By Dan Rubinstein

Cancer is an extremely complex disease, and researchers have to be both methodical and creative when working to develop new types of treatment.

One promising approach is to use engineered viruses to attack cancer cells. Some tumours, however, can fight off these viruses — a hurdle that prompted a trio of Ottawa-based scientists to collaborate on an innovative solution.

 Carleton University chemistry professor Jeff Smith

Carleton University chemistry professor Jeff Smith

Their team, led by Ottawa Hospital Research Institute (OHRI) cancer therapeutics researcher Jean-Simon Diallo, Carleton chemistry professor Jeff Smith and University of Ottawa biochemist Christopher Boddy, has created a new molecule that could help cancer-fighting viruses be more effective against a wider variety of tumours.

“The use of engineered viral strains such as … oncolytic viruses (OV) to selectively destroy cancer cells is poised to make a major impact in the clinic and revolutionize cancer therapy,” declares the abstract of the paper they published recently in the journal Scientific Reports.

“The heterogeneous nature of tumors is widely accepted to be a major obstacle for OV therapeutics…. Here, we describe the development of a new class of small molecules for selectively enhancing OV replication in cancer tissue.”

The work that led to this breakthrough began around seven years ago when Diallo was a postdoctoral fellow in the lab of John Bell, a renowned senior scientist at the OHRI.

Diallo was doing high-throughput experiments to assess how tens of thousands of small molecules impacted the cancer-fighting properties of oncolytic viruses. He identified 15 novel compounds (or “viral sensitizers”) that appeared to help OVs shrink tumours and increase longevity in mice.

After publishing these results in a 2010 paper, Diallo turned to Boddy and Smith to gain a deeper molecular understanding of the most active of these viral sensitizers, and try to improve their therapeutic relevance.

Viruses attack cancer cells

“Generally, in society, viruses are seen as a bad thing,” says Smith. “But in some cases, enhancing a viruses’ growth is a good thing, such as when it selectively attacks cancer cells but leaves healthy cells alone.”

One OV, known as T-VEC, or by the brand name Imlygic, was approved by the U.S. Food and Drug Administration last October for the treatment of melanoma in patients with inoperable tumours.

Jeff Smith (third from right) with colleagues and a local brewery client in the Carleton Mass Spectrometry Centre.

Jeff Smith (third from right) with colleagues and <a href="" target="_blank" rel="noopener noreferrer">a local brewery client</a> in the <a href="" target="_blank" rel="noopener noreferrer">Carleton Mass Spectrometry Centre</a>.

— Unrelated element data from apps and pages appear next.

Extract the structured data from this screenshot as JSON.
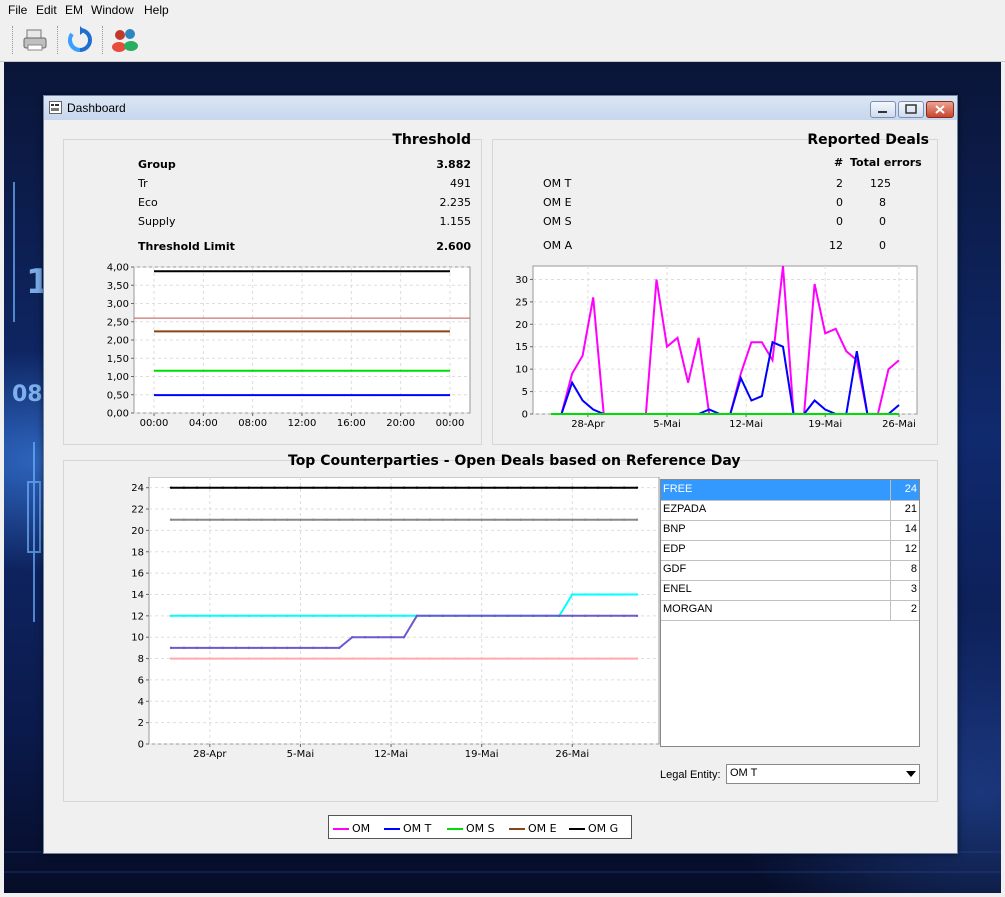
{
  "menu": [
    "File",
    "Edit",
    "EM",
    "Window",
    "Help"
  ],
  "window": {
    "title": "Dashboard"
  },
  "threshold": {
    "title": "Threshold",
    "rows": [
      {
        "label": "Group",
        "value": "3.882",
        "bold": true
      },
      {
        "label": "Tr",
        "value": "491",
        "bold": false
      },
      {
        "label": "Eco",
        "value": "2.235",
        "bold": false
      },
      {
        "label": "Supply",
        "value": "1.155",
        "bold": false
      }
    ],
    "limit": {
      "label": "Threshold Limit",
      "value": "2.600"
    }
  },
  "reported": {
    "title": "Reported Deals",
    "col_count": "#",
    "col_errors": "Total errors",
    "rows": [
      {
        "entity": "OM   T",
        "count": "2",
        "errors": "125"
      },
      {
        "entity": "OM   E",
        "count": "0",
        "errors": "8"
      },
      {
        "entity": "OM   S",
        "count": "0",
        "errors": "0"
      },
      {
        "entity": "OM   A",
        "count": "12",
        "errors": "0"
      }
    ]
  },
  "counterparties": {
    "title": "Top Counterparties - Open Deals based on Reference Day",
    "list": [
      {
        "name": "FREE",
        "value": "24",
        "selected": true
      },
      {
        "name": "EZPADA",
        "value": "21",
        "selected": false
      },
      {
        "name": "BNP",
        "value": "14",
        "selected": false
      },
      {
        "name": "EDP",
        "value": "12",
        "selected": false
      },
      {
        "name": "GDF",
        "value": "8",
        "selected": false
      },
      {
        "name": "ENEL",
        "value": "3",
        "selected": false
      },
      {
        "name": "MORGAN",
        "value": "2",
        "selected": false
      }
    ],
    "legal_entity_label": "Legal Entity:",
    "legal_entity_value": "OM   T"
  },
  "legend": [
    {
      "label": "OM",
      "color": "#ff00ff"
    },
    {
      "label": "OM   T",
      "color": "#0000ff"
    },
    {
      "label": "OM   S",
      "color": "#00dd00"
    },
    {
      "label": "OM   E",
      "color": "#8b4513"
    },
    {
      "label": "OM   G",
      "color": "#000000"
    }
  ],
  "chart_data": [
    {
      "type": "line",
      "title": "",
      "x": [
        "00:00",
        "04:00",
        "08:00",
        "12:00",
        "16:00",
        "20:00",
        "00:00"
      ],
      "ylim": [
        0,
        4
      ],
      "yticks": [
        "0,00",
        "0,50",
        "1,00",
        "1,50",
        "2,00",
        "2,50",
        "3,00",
        "3,50",
        "4,00"
      ],
      "grid": true,
      "series": [
        {
          "values": [
            3.882,
            3.882,
            3.882,
            3.882,
            3.882,
            3.882,
            3.882
          ],
          "color": "#000000"
        },
        {
          "values": [
            2.235,
            2.235,
            2.235,
            2.235,
            2.235,
            2.235,
            2.235
          ],
          "color": "#8b4513"
        },
        {
          "values": [
            1.155,
            1.155,
            1.155,
            1.155,
            1.155,
            1.155,
            1.155
          ],
          "color": "#00dd00"
        },
        {
          "values": [
            0.491,
            0.491,
            0.491,
            0.491,
            0.491,
            0.491,
            0.491
          ],
          "color": "#0000ff"
        }
      ],
      "reference_line": {
        "value": 2.6,
        "color": "#c0504d"
      }
    },
    {
      "type": "line",
      "title": "",
      "xticks": [
        "28-Apr",
        "5-Mai",
        "12-Mai",
        "19-Mai",
        "26-Mai"
      ],
      "ylim": [
        0,
        33
      ],
      "yticks": [
        "0",
        "5",
        "10",
        "15",
        "20",
        "25",
        "30"
      ],
      "grid": true,
      "series": [
        {
          "color": "#ff00ff",
          "values": [
            0,
            0,
            9,
            13,
            26,
            0,
            0,
            0,
            0,
            0,
            30,
            15,
            17,
            7,
            17,
            0,
            0,
            0,
            9,
            16,
            16,
            12,
            33,
            0,
            0,
            29,
            18,
            19,
            14,
            12,
            0,
            0,
            10,
            12
          ]
        },
        {
          "color": "#0000ff",
          "values": [
            0,
            0,
            7,
            3,
            1,
            0,
            0,
            0,
            0,
            0,
            0,
            0,
            0,
            0,
            0,
            1,
            0,
            0,
            8,
            3,
            4,
            16,
            15,
            0,
            0,
            3,
            1,
            0,
            0,
            14,
            0,
            0,
            0,
            2
          ]
        },
        {
          "color": "#00dd00",
          "values": [
            0,
            0,
            0,
            0,
            0,
            0,
            0,
            0,
            0,
            0,
            0,
            0,
            0,
            0,
            0,
            0,
            0,
            0,
            0,
            0,
            0,
            0,
            0,
            0,
            0,
            0,
            0,
            0,
            0,
            0,
            0,
            0,
            0,
            0
          ]
        }
      ]
    },
    {
      "type": "line",
      "title": "Top Counterparties - Open Deals based on Reference Day",
      "xticks": [
        "28-Apr",
        "5-Mai",
        "12-Mai",
        "19-Mai",
        "26-Mai"
      ],
      "ylim": [
        0,
        25
      ],
      "yticks": [
        "0",
        "2",
        "4",
        "6",
        "8",
        "10",
        "12",
        "14",
        "16",
        "18",
        "20",
        "22",
        "24"
      ],
      "grid": true,
      "series": [
        {
          "name": "FREE",
          "color": "#000000",
          "values": [
            24,
            24,
            24,
            24,
            24,
            24,
            24,
            24,
            24,
            24,
            24,
            24,
            24,
            24,
            24,
            24,
            24,
            24,
            24,
            24,
            24,
            24,
            24,
            24,
            24,
            24,
            24,
            24,
            24,
            24,
            24,
            24,
            24,
            24,
            24,
            24,
            24
          ]
        },
        {
          "name": "EZPADA",
          "color": "#888888",
          "values": [
            21,
            21,
            21,
            21,
            21,
            21,
            21,
            21,
            21,
            21,
            21,
            21,
            21,
            21,
            21,
            21,
            21,
            21,
            21,
            21,
            21,
            21,
            21,
            21,
            21,
            21,
            21,
            21,
            21,
            21,
            21,
            21,
            21,
            21,
            21,
            21,
            21
          ]
        },
        {
          "name": "BNP",
          "color": "#00ffff",
          "values": [
            12,
            12,
            12,
            12,
            12,
            12,
            12,
            12,
            12,
            12,
            12,
            12,
            12,
            12,
            12,
            12,
            12,
            12,
            12,
            12,
            12,
            12,
            12,
            12,
            12,
            12,
            12,
            12,
            12,
            12,
            12,
            14,
            14,
            14,
            14,
            14,
            14
          ]
        },
        {
          "name": "EDP",
          "color": "#6a5acd",
          "values": [
            9,
            9,
            9,
            9,
            9,
            9,
            9,
            9,
            9,
            9,
            9,
            9,
            9,
            9,
            10,
            10,
            10,
            10,
            10,
            12,
            12,
            12,
            12,
            12,
            12,
            12,
            12,
            12,
            12,
            12,
            12,
            12,
            12,
            12,
            12,
            12,
            12
          ]
        },
        {
          "name": "GDF",
          "color": "#ffaaaa",
          "values": [
            8,
            8,
            8,
            8,
            8,
            8,
            8,
            8,
            8,
            8,
            8,
            8,
            8,
            8,
            8,
            8,
            8,
            8,
            8,
            8,
            8,
            8,
            8,
            8,
            8,
            8,
            8,
            8,
            8,
            8,
            8,
            8,
            8,
            8,
            8,
            8,
            8
          ]
        }
      ]
    }
  ]
}
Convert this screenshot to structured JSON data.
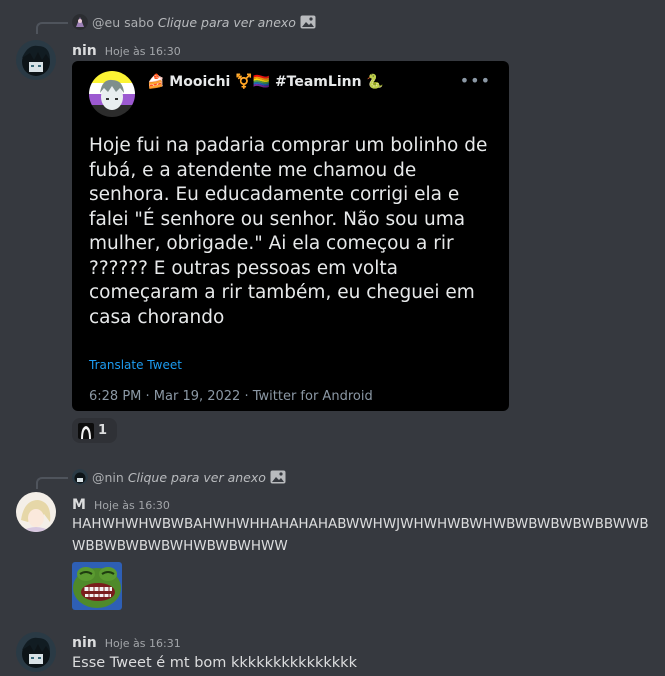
{
  "messages": [
    {
      "reply": {
        "user": "@eu sabo",
        "content": "Clique para ver anexo"
      },
      "username": "nin",
      "timestamp": "Hoje às 16:30",
      "tweet": {
        "author": "🍰 Mooichi ⚧️🏳️‍🌈 #TeamLinn 🐍",
        "text": "Hoje fui na padaria comprar um bolinho de fubá, e a atendente me chamou de senhora. Eu educadamente corrigi ela e falei \"É senhore ou senhor. Não sou uma mulher, obrigade.\" Ai ela começou a rir ?????? E outras pessoas em volta começaram a rir também, eu cheguei em casa chorando",
        "translate": "Translate Tweet",
        "meta": "6:28 PM · Mar 19, 2022 · Twitter for Android"
      },
      "reaction_count": "1"
    },
    {
      "reply": {
        "user": "@nin",
        "content": "Clique para ver anexo"
      },
      "username": "M",
      "timestamp": "Hoje às 16:30",
      "text": "HAHWHWHWBWBAHWHWHHAHAHAHABWWHWJWHWHWBWHWBWBWBWBWBBWWBWBBWBWBWBWHWBWBWHWW",
      "sticker": "laughing-frog-emoji"
    },
    {
      "username": "nin",
      "timestamp": "Hoje às 16:31",
      "text": "Esse Tweet é mt bom kkkkkkkkkkkkkkk"
    }
  ],
  "colors": {
    "background": "#36393f",
    "tweet_bg": "#000000",
    "link": "#1d9bf0"
  }
}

Smith had first met Diallo when the Carleton chemist did a talk at the OHRI. Their personalities clicked, and a few months later he got the call that led to their triangular collaboration with Boddy: “We’ve come up to a roadblock,” Diallo said to Smith, “and we believe mass spectrometry could be a good tool to help us understand why we’re observing what we’re observing.”

Essentially, Boddy synthesizes subtle variants or analogs of the original molecules discovered by Diallo, sending the promising derivatives to Diallo to test biologically, and to Smith to explore the pharmacokinetics — the stability of the molecules and movement of drugs within a body. Feedback from Diallo and Smith informs further tweaks to the original compounds, and the testing process begins again.

“This is how drugs are discovered,” says Smith. “You make very subtle changes to things that show promise.

“Each of us has a distinct skillset, so we’re able to come at this large area of research from three different angles,” adds Smith, describing the dynamic between himself, Diallo and Boddy, a collaboration that fits within the parameters of the Ottawa-Carleton Chemistry Institute, one of more than two dozen entities that combine the research and teaching strengths of the capital’s two largest universities.

“It’s very much a multi-disciplinary effort, an iterative loop,” Diallo says about their teamwork. “It’s a challenging endeavour because everybody speaks a different scientific language, but it creates a unique research environment because we’re all learning so much from one another.”

The challenges of
interdisciplinary research

There are other challenges to this multi-disciplinary approach, adds Diallo: funding agencies can have a tough time evaluating the strength of a proposal if it brings together different realms of research, and peer reviewers at academic journals that typically focus on a specific area can also find it hard to grasp.

Professor Jeff Smith

Professor Jeff Smith

But ultimately, such cross pollination can help accelerate advances like the one described in the recent paper by Diallo, Boddy and Smith, which has already led to a patent for the new molecule and another pair of patent applications. And Diallo believes that this new approach, which has implications not only for cancer therapy but also for gene therapy and enhanced vaccine production for infectious diseases, could begin the clinical trial process within five or so years.

It’s important to remember, as well, that talk of finding a “cure” for cancer is an oversimplification. A range of therapies — including, perhaps, oncolytic viruses — are needed to prevent, treat and improve the quality of life for people living with the disease.

Thursday, July 14, 2016 in , ,
Share: Twitter, Facebook